Here are a few other questions I asked Richard (from my notes):
- How did your life as a scientist and immersion in science affect your personality and attitudes (towards truth, religion, etc.), and are such effects a general phenomenon among scientists?
- Let’s begin with Darwin: if he hadn’t existed, how would things be different? Would progress have slowed, and would we be where we are now? Would there be things that people wouldn’t have studied? (A: Wallace would have filled the gap, perhaps delaying a big book by 20 years.)
- If you could get Darwin back and ask him one question, what would it be? (A: Why did you wait so long to publish The Origin?
- If you could tell him one thing, what would it be? (A: About genetics.
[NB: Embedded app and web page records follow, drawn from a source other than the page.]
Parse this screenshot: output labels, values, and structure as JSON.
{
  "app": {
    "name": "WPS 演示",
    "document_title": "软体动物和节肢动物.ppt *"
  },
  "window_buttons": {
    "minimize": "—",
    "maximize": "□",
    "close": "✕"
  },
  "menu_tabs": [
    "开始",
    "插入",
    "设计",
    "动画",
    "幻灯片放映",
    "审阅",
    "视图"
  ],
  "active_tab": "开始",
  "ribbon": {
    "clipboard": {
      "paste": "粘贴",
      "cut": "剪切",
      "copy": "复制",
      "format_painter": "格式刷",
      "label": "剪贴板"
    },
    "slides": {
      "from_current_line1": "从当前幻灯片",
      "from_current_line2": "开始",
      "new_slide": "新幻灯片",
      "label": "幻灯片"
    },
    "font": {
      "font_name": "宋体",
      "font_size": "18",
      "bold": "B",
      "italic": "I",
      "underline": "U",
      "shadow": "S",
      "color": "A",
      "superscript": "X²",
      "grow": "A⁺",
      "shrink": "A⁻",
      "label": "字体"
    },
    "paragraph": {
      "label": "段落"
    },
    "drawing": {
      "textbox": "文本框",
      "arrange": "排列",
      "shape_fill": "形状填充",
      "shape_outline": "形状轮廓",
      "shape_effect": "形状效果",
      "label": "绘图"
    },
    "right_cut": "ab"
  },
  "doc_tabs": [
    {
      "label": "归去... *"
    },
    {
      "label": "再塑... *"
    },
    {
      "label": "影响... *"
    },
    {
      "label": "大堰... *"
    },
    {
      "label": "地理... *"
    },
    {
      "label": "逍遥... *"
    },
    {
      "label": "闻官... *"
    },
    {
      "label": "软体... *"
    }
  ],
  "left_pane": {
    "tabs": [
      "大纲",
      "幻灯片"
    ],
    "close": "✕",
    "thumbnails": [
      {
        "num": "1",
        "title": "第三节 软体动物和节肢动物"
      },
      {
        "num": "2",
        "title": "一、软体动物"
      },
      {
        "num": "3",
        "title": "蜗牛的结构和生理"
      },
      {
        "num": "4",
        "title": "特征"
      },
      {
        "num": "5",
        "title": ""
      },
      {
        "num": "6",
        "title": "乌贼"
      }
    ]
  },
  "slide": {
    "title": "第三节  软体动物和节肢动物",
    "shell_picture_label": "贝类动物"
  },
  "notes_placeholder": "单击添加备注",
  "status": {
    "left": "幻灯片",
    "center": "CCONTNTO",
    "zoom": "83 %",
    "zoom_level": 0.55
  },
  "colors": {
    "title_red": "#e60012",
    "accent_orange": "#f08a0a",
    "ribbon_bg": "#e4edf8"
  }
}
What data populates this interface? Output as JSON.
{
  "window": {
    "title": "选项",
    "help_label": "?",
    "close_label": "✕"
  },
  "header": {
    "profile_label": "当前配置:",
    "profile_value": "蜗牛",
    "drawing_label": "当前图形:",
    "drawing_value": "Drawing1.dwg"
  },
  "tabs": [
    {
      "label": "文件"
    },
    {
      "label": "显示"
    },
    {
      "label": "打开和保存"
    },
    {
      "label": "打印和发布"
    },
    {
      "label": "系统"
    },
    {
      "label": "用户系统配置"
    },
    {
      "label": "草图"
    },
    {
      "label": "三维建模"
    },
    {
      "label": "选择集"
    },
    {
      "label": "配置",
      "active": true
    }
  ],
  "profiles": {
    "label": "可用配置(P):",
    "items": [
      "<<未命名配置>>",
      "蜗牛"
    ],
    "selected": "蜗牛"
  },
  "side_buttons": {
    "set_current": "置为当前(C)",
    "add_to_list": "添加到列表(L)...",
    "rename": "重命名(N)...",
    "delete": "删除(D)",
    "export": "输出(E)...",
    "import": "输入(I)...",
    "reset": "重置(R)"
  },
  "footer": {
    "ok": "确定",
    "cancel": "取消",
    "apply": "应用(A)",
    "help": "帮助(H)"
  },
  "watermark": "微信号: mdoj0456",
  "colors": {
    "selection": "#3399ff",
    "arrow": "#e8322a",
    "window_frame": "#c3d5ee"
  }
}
I then asked Richard what he would say if he were limited to one sentence.)
- If you had a device that let you peek back in time, but only for one day during a specified period, and could observe what you wanted, bringing a notebook but not a camera, what would you peek at? Origin of life? Beginning of multicellularity? Dinosaurs? Origin of our own species? Beginnings of civilization? Would you want to answer a question or just see something? (He answered that he would like to hear the beginnings of hominin speech.)
- What one misunderstanding about evolution you would like to correct? (A: It’s all accidental)
- *Do you think studying or using philosophy is of value to a scientist? How? (A: Yes, as philosophers often teach us to think more clearly about questions, even scientific ones.)
I won’t recount all the other questions and answers; there were many. I also moderated the audience questions at the end, and, as I ended them, I saw a little girl in line with her mother. I couldn’t resist calling on her, too, for, as the Bible says, “a little child will lead them” (she was about five, I think). She said that other children at her school call kids like her, who are interested in science, “nerds.” How, she asked, would Richard respond to that? His sweet and touching answer began with this: “I rather like nerds.”
Here’s a photo of the discussion courtesy of Brian Engler. Notice that Richard has mismatched socks, and one of the audience asked him, “What’s with the socks?” If a reader doesn’t know (put your answer below), I’ll tell you later.
I’m wearing my stingray cowboy boots.
Many thanks to Robyn Blumner and Stephanie Guttormson for their hospitality and organization.